Dear Fellow Parents,
I have something to say.
Your child isn’t perfect. Your child never will be perfect. (For the record, none of my children are perfect. They never have been and they never will be).
Please stop insisting that your child is perfect. Humans, by nature, are not perfect.
Also, your child will never be the very best at every single thing they do all of the time.
AND THAT IS 100000% OK.
It really is. I promise.
Please, I beg of you, accept that your children are human beings with flaws. Embrace them and love them for the individuals they are. Teach them to accept losing gracefully and how to learn from failure. Because you know what? They will fail. They will lose. Maybe it’s not today, and maybe it’s not tomorrow, but one day, they’ll fail. Or they’ll lose. And if you’ve spent all of these years building them up on some pedestal of perfection, their whole world is going to come crashing down around them. (My children have flaws. It’s part of what makes them who they are. I’d not have them any other way).
You can’t choose your child’s teachers (unless you homeschool). Let your child’s school staff make those choices. They know what they are doing. They really can handle things. Let it go. That goes for locker assignments, where they sit in class, etc.
You really, truly, honest to goodness do not need to ensure that your child has a best friend in every single activity they do. It’s actually a healthy thing for children to learn how to cope in new situations and they might actually make some NEW friends.
Not every player on a team is going to be the best. The kids know it, I promise. They know who’s got the talent. We have to teach them to be gracious if they are that star player but we also have to teach them to be gracious and happy FOR the star player if it isn’t them. My nephew spent 15? years playing hockey, all through school. He got a trophy at an awards banquet in high school for most valuable defenseman (or something similar, I don’t remember the title of it)….and when he got home he said to his mom ” I finally got a trophy that means something, mom!” His comment has stuck with me for years. All of those years playing, he got trophies. But he knew they didn’t hold a lot of meaning- that one trophy really meant something to him. It’s still on his bookcase in his room. I smile when I see it.
Please, please. Think about this. For all of us who call the teachers to insist your child should have a better grade- are you going to call their employers and insist they get a raise? Do you think they should get a raise because they tried really hard? Just because your child wants to start the game for the team doesn’t mean the coaches feel that’s best for the team.
We are our children’s parents, my friends. It’s our job to help to prepare them to be adults who are able to be contributing members of society. Are we really doing them favors by always insisting they are right…or that they are always best????
We need to teach our children that when you say you are going to be some place, you get there. On time.
We need to teach our children that WHEN they screw up in life, they have to figure out how to pick up the pieces and move on. If they don’t learn from mistakes now, as children, when we parents can guide them along so they can LEARN how to do it, how are they to learn what to do as adults?

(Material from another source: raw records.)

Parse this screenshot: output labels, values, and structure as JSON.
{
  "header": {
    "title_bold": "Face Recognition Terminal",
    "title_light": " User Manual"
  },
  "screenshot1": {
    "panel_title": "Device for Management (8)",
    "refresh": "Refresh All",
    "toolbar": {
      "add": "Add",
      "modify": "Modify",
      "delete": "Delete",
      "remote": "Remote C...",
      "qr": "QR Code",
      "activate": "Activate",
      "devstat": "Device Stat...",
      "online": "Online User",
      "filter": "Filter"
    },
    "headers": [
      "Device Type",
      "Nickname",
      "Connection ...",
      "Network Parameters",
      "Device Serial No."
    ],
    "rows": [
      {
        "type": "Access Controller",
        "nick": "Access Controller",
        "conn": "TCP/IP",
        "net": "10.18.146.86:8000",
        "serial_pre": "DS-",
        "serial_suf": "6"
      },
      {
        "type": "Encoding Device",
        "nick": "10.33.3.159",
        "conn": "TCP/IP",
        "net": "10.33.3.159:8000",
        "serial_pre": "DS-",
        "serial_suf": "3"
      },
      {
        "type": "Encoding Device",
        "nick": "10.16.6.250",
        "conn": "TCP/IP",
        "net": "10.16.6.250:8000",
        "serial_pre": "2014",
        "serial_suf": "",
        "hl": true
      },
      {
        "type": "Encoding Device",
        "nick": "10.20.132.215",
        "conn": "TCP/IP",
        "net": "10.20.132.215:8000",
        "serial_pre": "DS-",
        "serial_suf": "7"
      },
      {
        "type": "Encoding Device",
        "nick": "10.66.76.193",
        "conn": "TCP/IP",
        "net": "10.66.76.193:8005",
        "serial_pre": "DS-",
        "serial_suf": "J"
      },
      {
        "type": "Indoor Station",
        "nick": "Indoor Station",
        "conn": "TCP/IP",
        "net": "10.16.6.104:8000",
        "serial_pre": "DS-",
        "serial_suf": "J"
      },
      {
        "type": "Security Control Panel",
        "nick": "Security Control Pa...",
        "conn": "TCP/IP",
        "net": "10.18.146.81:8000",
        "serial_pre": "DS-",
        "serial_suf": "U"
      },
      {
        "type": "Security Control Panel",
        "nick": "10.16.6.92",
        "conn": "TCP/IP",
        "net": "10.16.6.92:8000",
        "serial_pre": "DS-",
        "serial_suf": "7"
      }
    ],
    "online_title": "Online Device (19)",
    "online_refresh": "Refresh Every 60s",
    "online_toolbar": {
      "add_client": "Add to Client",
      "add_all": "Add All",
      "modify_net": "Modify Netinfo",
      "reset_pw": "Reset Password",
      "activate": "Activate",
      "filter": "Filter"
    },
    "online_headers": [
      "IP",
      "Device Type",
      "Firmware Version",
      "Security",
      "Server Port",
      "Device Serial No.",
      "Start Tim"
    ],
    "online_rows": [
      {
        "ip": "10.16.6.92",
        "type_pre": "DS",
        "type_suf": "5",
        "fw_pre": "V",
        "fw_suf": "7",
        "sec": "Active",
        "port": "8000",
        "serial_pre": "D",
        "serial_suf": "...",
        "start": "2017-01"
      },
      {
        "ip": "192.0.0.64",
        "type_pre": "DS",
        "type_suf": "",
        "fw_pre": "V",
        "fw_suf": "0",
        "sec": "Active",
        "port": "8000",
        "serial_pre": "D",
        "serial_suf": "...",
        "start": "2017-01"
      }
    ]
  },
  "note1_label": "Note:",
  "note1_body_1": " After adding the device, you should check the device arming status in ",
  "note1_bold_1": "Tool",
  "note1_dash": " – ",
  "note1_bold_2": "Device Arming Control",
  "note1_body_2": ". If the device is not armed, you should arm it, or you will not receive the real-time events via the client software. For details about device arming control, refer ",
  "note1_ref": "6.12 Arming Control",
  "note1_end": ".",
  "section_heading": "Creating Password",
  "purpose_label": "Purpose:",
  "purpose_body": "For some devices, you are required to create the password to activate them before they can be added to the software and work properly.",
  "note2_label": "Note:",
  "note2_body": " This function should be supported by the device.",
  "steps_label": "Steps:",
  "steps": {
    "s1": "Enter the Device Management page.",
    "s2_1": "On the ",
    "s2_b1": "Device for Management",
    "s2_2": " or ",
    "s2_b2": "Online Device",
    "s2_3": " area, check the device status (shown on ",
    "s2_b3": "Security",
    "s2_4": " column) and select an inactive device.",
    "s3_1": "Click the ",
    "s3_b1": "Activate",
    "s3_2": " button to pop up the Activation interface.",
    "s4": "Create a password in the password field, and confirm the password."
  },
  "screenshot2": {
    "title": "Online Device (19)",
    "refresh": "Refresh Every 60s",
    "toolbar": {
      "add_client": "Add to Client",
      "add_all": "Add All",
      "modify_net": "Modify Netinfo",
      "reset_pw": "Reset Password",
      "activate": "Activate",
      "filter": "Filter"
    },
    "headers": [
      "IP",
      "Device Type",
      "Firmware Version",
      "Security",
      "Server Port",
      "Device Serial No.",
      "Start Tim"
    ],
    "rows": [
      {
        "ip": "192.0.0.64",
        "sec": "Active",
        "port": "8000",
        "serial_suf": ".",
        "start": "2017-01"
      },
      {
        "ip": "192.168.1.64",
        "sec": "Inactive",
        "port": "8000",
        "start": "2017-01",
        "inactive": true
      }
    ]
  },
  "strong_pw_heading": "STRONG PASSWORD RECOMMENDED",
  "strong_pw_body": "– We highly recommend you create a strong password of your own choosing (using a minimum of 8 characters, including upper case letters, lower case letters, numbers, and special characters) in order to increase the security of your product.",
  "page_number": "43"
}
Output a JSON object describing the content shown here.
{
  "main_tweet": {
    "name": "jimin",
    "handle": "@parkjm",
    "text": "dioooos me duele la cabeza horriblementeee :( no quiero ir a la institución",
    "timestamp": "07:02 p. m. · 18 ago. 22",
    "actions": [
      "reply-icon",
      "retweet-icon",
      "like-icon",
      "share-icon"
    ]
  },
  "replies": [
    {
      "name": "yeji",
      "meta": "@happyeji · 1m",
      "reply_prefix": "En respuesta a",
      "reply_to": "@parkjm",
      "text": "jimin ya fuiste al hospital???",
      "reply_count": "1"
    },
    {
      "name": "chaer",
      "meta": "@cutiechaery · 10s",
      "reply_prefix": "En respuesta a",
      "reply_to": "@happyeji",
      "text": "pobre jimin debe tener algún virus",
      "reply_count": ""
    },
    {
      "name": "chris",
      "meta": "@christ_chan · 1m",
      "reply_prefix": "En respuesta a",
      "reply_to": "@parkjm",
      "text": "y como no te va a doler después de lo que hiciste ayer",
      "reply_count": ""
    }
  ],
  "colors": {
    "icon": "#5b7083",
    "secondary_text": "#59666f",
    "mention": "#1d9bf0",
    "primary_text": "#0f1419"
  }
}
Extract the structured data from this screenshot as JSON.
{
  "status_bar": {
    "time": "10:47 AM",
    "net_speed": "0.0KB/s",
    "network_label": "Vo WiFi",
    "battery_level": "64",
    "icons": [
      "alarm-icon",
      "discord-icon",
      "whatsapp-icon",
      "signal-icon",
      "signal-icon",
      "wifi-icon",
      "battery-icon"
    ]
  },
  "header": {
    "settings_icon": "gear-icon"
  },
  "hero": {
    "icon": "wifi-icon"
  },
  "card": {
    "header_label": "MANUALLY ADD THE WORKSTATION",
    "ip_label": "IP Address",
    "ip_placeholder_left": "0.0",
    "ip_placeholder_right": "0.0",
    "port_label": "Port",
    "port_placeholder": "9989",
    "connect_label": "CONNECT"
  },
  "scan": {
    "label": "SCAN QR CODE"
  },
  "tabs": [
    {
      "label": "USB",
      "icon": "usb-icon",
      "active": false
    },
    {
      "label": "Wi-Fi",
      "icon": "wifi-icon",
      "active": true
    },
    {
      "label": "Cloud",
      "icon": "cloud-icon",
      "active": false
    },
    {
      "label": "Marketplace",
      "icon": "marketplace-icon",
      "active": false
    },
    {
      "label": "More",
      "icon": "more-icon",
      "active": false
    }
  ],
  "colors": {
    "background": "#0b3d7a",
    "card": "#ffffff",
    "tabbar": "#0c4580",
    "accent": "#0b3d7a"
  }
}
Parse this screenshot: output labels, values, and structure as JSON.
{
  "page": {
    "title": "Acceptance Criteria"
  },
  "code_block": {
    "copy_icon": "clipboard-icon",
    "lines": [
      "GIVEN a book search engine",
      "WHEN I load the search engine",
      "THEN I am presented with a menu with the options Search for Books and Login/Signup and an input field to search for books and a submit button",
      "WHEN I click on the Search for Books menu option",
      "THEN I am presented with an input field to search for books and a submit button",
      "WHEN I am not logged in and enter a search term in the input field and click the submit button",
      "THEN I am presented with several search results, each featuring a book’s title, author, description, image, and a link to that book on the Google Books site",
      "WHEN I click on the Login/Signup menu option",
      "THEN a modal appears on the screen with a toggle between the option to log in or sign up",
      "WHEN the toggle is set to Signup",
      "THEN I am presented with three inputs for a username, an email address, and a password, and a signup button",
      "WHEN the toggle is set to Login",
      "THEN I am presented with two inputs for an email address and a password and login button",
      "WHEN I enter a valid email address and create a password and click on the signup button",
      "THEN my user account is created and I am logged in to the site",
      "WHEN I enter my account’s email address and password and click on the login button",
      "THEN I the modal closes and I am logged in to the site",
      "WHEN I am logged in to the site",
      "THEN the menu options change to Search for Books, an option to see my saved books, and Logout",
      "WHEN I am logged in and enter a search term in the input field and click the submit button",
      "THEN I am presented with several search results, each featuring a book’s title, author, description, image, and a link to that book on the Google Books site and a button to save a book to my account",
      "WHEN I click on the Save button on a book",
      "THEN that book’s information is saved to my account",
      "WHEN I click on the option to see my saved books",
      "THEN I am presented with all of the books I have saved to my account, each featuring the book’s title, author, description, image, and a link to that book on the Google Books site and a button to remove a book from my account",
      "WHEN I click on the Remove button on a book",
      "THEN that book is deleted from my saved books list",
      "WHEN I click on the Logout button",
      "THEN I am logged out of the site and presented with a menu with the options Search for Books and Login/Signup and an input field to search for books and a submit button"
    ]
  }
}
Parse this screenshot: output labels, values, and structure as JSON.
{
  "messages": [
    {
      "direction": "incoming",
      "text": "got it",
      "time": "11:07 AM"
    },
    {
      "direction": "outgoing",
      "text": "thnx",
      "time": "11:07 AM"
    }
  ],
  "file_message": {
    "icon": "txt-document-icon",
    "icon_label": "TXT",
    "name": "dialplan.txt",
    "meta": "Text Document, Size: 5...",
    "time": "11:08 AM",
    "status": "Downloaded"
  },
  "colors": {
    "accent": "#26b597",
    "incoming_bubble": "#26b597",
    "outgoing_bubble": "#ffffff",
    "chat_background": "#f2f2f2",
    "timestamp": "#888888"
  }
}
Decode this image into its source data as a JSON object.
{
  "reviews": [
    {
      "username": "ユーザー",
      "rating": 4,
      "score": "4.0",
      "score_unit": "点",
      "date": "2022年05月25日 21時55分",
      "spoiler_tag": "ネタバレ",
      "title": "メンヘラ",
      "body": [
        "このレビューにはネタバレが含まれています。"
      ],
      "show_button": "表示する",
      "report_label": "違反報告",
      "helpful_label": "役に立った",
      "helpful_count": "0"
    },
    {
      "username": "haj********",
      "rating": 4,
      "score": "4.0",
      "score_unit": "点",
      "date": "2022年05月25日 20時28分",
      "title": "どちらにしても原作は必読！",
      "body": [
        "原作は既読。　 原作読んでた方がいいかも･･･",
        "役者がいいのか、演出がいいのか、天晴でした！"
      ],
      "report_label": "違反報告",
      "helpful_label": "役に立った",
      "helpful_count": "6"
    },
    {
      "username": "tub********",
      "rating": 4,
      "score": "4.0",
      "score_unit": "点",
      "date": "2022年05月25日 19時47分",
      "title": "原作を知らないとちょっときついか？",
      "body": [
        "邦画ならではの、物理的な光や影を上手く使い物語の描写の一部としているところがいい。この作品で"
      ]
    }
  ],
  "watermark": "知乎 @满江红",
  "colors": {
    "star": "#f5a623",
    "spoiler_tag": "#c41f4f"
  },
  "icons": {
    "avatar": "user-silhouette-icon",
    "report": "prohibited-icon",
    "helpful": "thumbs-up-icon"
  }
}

We need to teach our children how to deal with failure and disappointment. They aren’t going to be praised and promoted at work just for showing up and sitting at their desk all day….that’s now how the real world works. How are they to learn all of this if we’re not helping them to learn it as children?
Our job as parents is absolutely, unequivocally, to first and foremost love our children. But part of loving our children is giving them the tools and resources they will need to live as an adult in the real world. I feel like many of us have lost sight of that ultimate goal- and we need to find our way back.
A very wise mom once said to me that when her last child left home to go to college, she knew she’d worked herself right out of a job. She raised four children- each left home, went to school, found work, and has been able to navigate the real world. That’s my goal as a parent…to work myself right out of a job.
Listen, I’m not saying we need to not love our kids, or encourage them. I absolutely believe we need to. But I think we need a reality check, collectively, as parents. We’re NOT all parenting superhumans- it’s just not possible. So maybe we need to take a step back, look at the amazing individuals our children are WITH their flaws and imperfections, and enjoy our time with them while we can- but also remember that these wonderful, imperfect little beings are going to grow up and be imperfect adults who have to go out into the real world at some point. Isn’t it better to help guide them through disappointment and failure now, while they are young?
Also, I know there are exceptions. But those are exceptions. Not the norm.
What do you think? Are we helping our children by being over involved and giving a sense of perfection?
This post has been brewing in my head for a while. The Daddy Complex’s post about the CTFD Method just kicked me into gear to write it (there’s language in his link but it’s spot on – worth the read!!)